▶ **Exercise requirements**: Find the lines below in which the string "icon" occurs. Copy each one.

▶ **Provided records**:
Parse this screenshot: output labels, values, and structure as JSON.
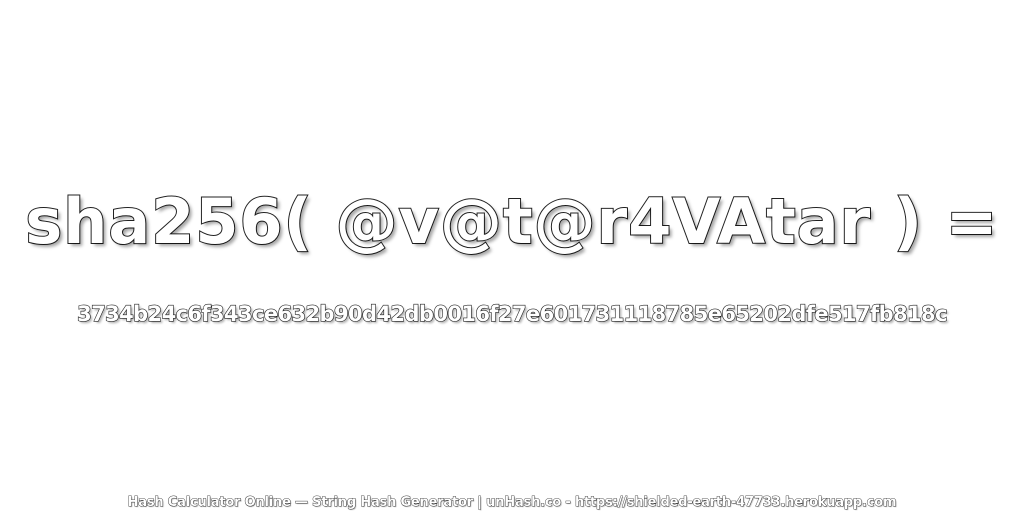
{
  "heading": {
    "expression": "sha256( @v@t@r4VAtar ) ="
  },
  "result": {
    "hash": "3734b24c6f343ce632b90d42db0016f27e601731118785e65202dfe517fb818c"
  },
  "footer": {
    "credit": "Hash Calculator Online — String Hash Generator | unHash.co - https://shielded-earth-47733.herokuapp.com"
  },
  "colors": {
    "background": "#ffffff",
    "text_fill": "#ffffff",
    "text_outline": "#222222"
  }
}
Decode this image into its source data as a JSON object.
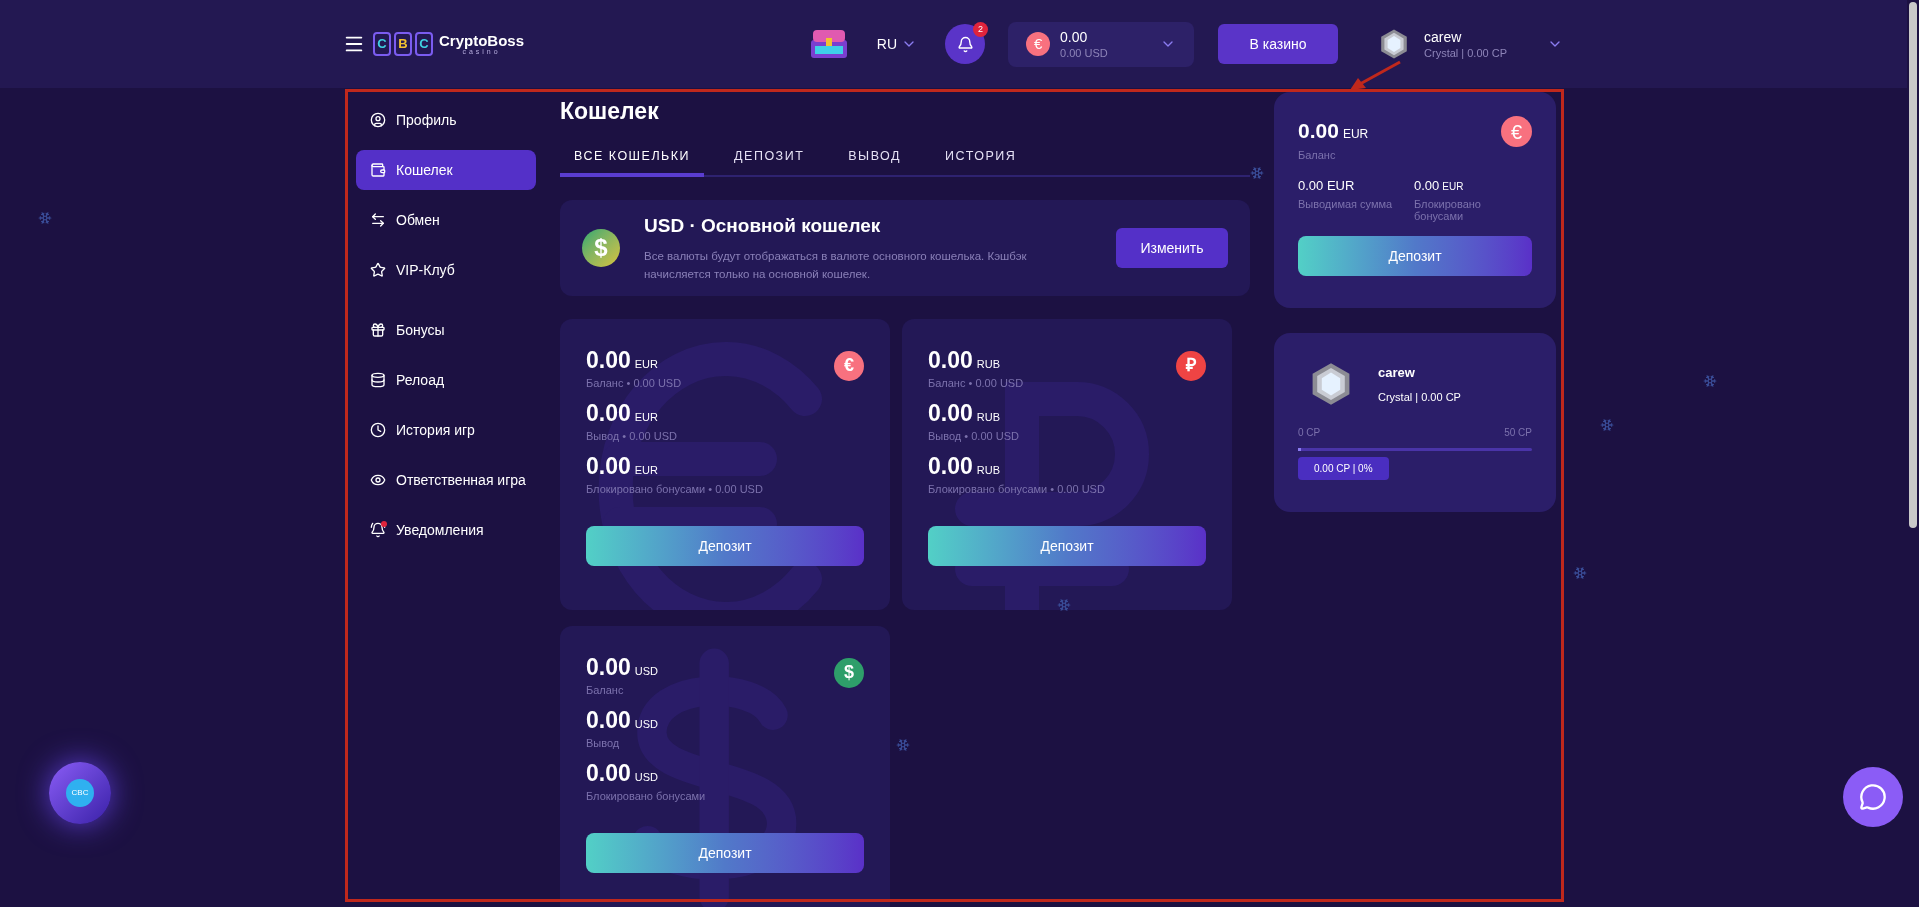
{
  "header": {
    "brand": {
      "letters": [
        {
          "char": "C",
          "color": "#3fd0e0"
        },
        {
          "char": "B",
          "color": "#f2c230"
        },
        {
          "char": "C",
          "color": "#3fd0e0"
        }
      ],
      "name": "CryptoBoss",
      "sub": "casino"
    },
    "language": "RU",
    "notifications": {
      "count": "2"
    },
    "balance": {
      "symbol": "€",
      "amount": "0.00",
      "usd": "0.00 USD"
    },
    "casino_button": "В казино",
    "user": {
      "name": "carew",
      "status_line": "Crystal | 0.00 CP"
    }
  },
  "sidebar": {
    "groups": [
      [
        {
          "label": "Профиль",
          "selected": false,
          "alert": false
        },
        {
          "label": "Кошелек",
          "selected": true,
          "alert": false
        },
        {
          "label": "Обмен",
          "selected": false,
          "alert": false
        },
        {
          "label": "VIP-Клуб",
          "selected": false,
          "alert": false
        }
      ],
      [
        {
          "label": "Бонусы",
          "selected": false,
          "alert": false
        },
        {
          "label": "Релоад",
          "selected": false,
          "alert": false
        },
        {
          "label": "История игр",
          "selected": false,
          "alert": false
        },
        {
          "label": "Ответственная игра",
          "selected": false,
          "alert": false
        },
        {
          "label": "Уведомления",
          "selected": false,
          "alert": true
        }
      ]
    ]
  },
  "page_title": "Кошелек",
  "tabs": [
    {
      "label": "ВСЕ КОШЕЛЬКИ",
      "selected": true
    },
    {
      "label": "ДЕПОЗИТ",
      "selected": false
    },
    {
      "label": "ВЫВОД",
      "selected": false
    },
    {
      "label": "ИСТОРИЯ",
      "selected": false
    }
  ],
  "main_wallet": {
    "symbol": "$",
    "title": "USD · Основной кошелек",
    "description": "Все валюты будут отображаться в валюте основного кошелька. Кэшбэк начисляется только на основной кошелек.",
    "button": "Изменить"
  },
  "wallets": [
    {
      "symbol": "€",
      "color": "#f8717f",
      "kind": "eur",
      "rows": [
        {
          "amount": "0.00",
          "currency": "EUR",
          "label": "Баланс • 0.00 USD"
        },
        {
          "amount": "0.00",
          "currency": "EUR",
          "label": "Вывод • 0.00 USD"
        },
        {
          "amount": "0.00",
          "currency": "EUR",
          "label": "Блокировано бонусами • 0.00 USD"
        }
      ],
      "button": "Депозит"
    },
    {
      "symbol": "₽",
      "color": "#ef4444",
      "kind": "rub",
      "rows": [
        {
          "amount": "0.00",
          "currency": "RUB",
          "label": "Баланс • 0.00 USD"
        },
        {
          "amount": "0.00",
          "currency": "RUB",
          "label": "Вывод • 0.00 USD"
        },
        {
          "amount": "0.00",
          "currency": "RUB",
          "label": "Блокировано бонусами • 0.00 USD"
        }
      ],
      "button": "Депозит"
    },
    {
      "symbol": "$",
      "color": "#2e9e6a",
      "kind": "usd",
      "rows": [
        {
          "amount": "0.00",
          "currency": "USD",
          "label": "Баланс"
        },
        {
          "amount": "0.00",
          "currency": "USD",
          "label": "Вывод"
        },
        {
          "amount": "0.00",
          "currency": "USD",
          "label": "Блокировано бонусами"
        }
      ],
      "button": "Депозит"
    }
  ],
  "summary": {
    "amount": "0.00",
    "currency": "EUR",
    "label": "Баланс",
    "symbol": "€",
    "stats": [
      {
        "amount": "0.00 EUR",
        "label": "Выводимая сумма"
      },
      {
        "amount": "0.00",
        "currency": "EUR",
        "label": "Блокировано бонусами"
      }
    ],
    "button": "Депозит"
  },
  "level_card": {
    "name": "carew",
    "status_line": "Crystal | 0.00 CP",
    "min": "0 CP",
    "max": "50 CP",
    "level": 0,
    "progress_label": "0.00 CP | 0%"
  },
  "floating_badge": "CBC"
}
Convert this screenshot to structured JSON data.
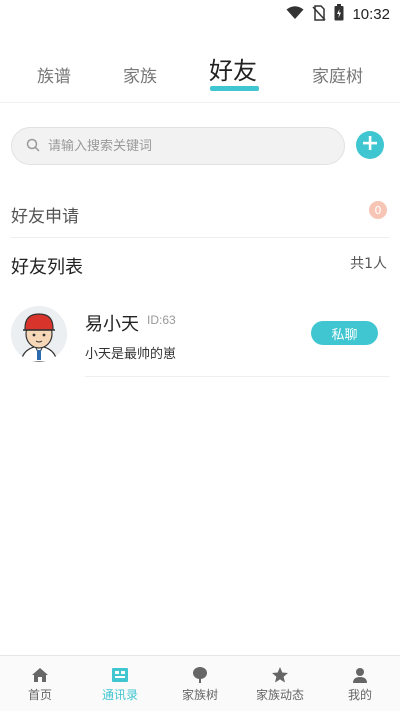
{
  "status_bar": {
    "time": "10:32"
  },
  "tabs": [
    {
      "label": "族谱",
      "active": false
    },
    {
      "label": "家族",
      "active": false
    },
    {
      "label": "好友",
      "active": true
    },
    {
      "label": "家庭树",
      "active": false
    }
  ],
  "search": {
    "placeholder": "请输入搜索关键词",
    "value": ""
  },
  "friend_request": {
    "label": "好友申请",
    "count": "0"
  },
  "friend_list": {
    "title": "好友列表",
    "count_text": "共1人",
    "items": [
      {
        "name": "易小天",
        "id": "ID:63",
        "signature": "小天是最帅的崽",
        "chat_label": "私聊"
      }
    ]
  },
  "bottom_nav": [
    {
      "label": "首页",
      "icon": "home-icon",
      "active": false
    },
    {
      "label": "通讯录",
      "icon": "contacts-icon",
      "active": true
    },
    {
      "label": "家族树",
      "icon": "tree-icon",
      "active": false
    },
    {
      "label": "家族动态",
      "icon": "star-icon",
      "active": false
    },
    {
      "label": "我的",
      "icon": "user-icon",
      "active": false
    }
  ],
  "colors": {
    "accent": "#3fc6d1",
    "badge": "#f7c5b6"
  }
}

▶ **Task solution**:
      "icon": "home-icon",
      "icon": "contacts-icon",
      "icon": "tree-icon",
      "icon": "star-icon",
      "icon": "user-icon",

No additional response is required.